The proposal from Michelle O'Malley from the University of California, Santa Barbara also builds from a previous DOE JGI project, one that characterized the microbial communities in the cow rumen. In this new proposal, however, the researchers will target anaerobic fungi in communities isolated from large herbivores (elephant, giraffe, goat, horse, and sheep) that are involved in breaking down plant biomass. Novel isolates that possess desirable enzymatic properties will be used for the construction of metabolic models to drive improvements in bioprocessing strategies.
Finally, Harold Kistler from the U.S. Department of Agriculture-Agricultural Research Service will focus on compounds known as terpenoids that are produced by plants and filamentous fungi including Fusarium graminearum. The goal is to determine a way to efficiently and abundantly produce terpenoids in filamentous fungi, so that they can be evaluated as renewable biofuels that have higher energy content than ethanol and could be more compatible with existing fuel infrastructure. Aside from using the DOE JGI's RNA sequencing, the work will be enabled by EMSL's flow cytometry and mass spectrometry capabilities.

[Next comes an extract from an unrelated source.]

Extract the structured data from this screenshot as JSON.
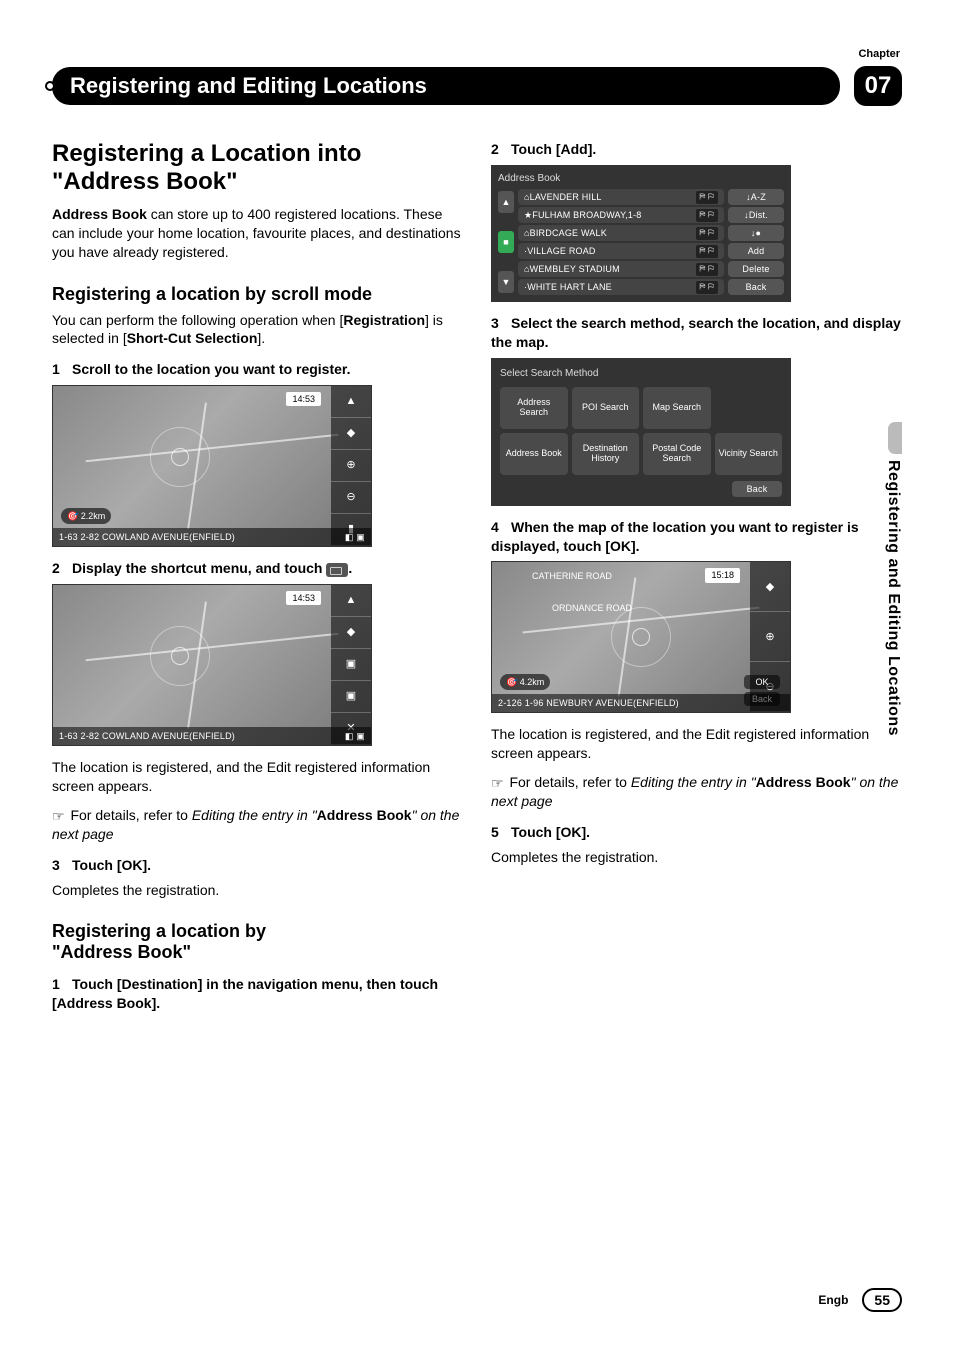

The remaining 29 accepted projects, more traditional DOE-JGI sequencing projects, were chosen for their relevance to other goals of the CSP 2014 call, and will be carried out entirely at DOE JGI. Farren Isaacs from Yale University is leading a DNA synthesis project that will identify and synthesize metagenome-derived enzymes that can be introduced into microbes to address challenges in bioremediation, global carbon cycling and development of alternative energy strategies. "Recent advances in synthetic biology increase the prospect
|Contact: David Gilbert|
DOE/Joint Genome Institute